Under a new provision, damages received for wrongful incarceration are now specifically excluded from taxable income. The provision, enacted by the Protecting Americans From Tax Hikes Act (PATH), part of the Consolidated Appropriations Act, 2016, P.L. 114-113, was signed into law Dec. 18, 2015. Prior to its enactment, these awards were taxable, comparable to payments received for nonphysical injuries and punitive damages. New Sec. 139F excludes from income civil damages, restitution, and compensatory and statutory damages relating to wrongful incarceration for any criminal offense under federal or state law.
Under the new law, a wrongfully incarcerated individual is someone convicted of a covered offense who serves all or part of a sentence for the offense and (1) who is later pardoned, granted clemency, or granted amnesty for that covered offense because that individual was innocent of that covered offense, or (2) for whom the judgment of conviction for that covered offense is reversed or vacated and the indictment, information, or other accusatory instrument for that covered offense was dismissed or the individual is found not guilty at a new trial after the judgment of conviction for that covered offense was reversed or vacated.
The law contains a special provision waiving the statute of limitation to allow refund claims for periods before the date of enactment. This provision allows those who previously included wrongful conviction damages in taxable income to file an amended return, regardless of the number of years since the originally filing. However, the special waiver is available only if the taxpayer files a claim for refund or credit by Dec. 17, 2016.
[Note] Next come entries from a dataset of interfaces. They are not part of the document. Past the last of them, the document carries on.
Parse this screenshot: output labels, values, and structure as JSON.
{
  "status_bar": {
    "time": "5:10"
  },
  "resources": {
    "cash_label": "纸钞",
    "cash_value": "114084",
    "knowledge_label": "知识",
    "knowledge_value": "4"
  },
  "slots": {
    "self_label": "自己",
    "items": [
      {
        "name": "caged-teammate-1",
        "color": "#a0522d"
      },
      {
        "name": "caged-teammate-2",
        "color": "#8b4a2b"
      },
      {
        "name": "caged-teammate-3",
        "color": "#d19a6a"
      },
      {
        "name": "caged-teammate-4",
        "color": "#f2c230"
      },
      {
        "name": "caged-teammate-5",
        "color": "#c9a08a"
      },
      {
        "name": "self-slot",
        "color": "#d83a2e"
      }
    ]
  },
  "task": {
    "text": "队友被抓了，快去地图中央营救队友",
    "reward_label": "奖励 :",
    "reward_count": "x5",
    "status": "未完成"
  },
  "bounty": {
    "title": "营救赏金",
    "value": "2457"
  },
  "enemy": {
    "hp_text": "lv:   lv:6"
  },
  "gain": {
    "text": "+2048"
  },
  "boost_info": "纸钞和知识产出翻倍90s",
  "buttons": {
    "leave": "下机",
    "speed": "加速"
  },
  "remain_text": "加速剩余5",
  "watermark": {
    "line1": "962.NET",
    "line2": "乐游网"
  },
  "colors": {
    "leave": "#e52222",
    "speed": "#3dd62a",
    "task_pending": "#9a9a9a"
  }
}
Restitution payments can range from jury awards to statutory payments allowing a specific dollar amount per day or per year spent in prison. Payments often include lost wages and attorneys' fees. Some states provide free tuition at a state college or university for the victims of wrongful incarceration. Other states have no compensation laws for those exonerated, thus requiring further legal action for damages. The National Registry of Exonerations, a project of the University of Michigan Law School, has tracked exonerations since 1989. To date, there are over 1,700 cases.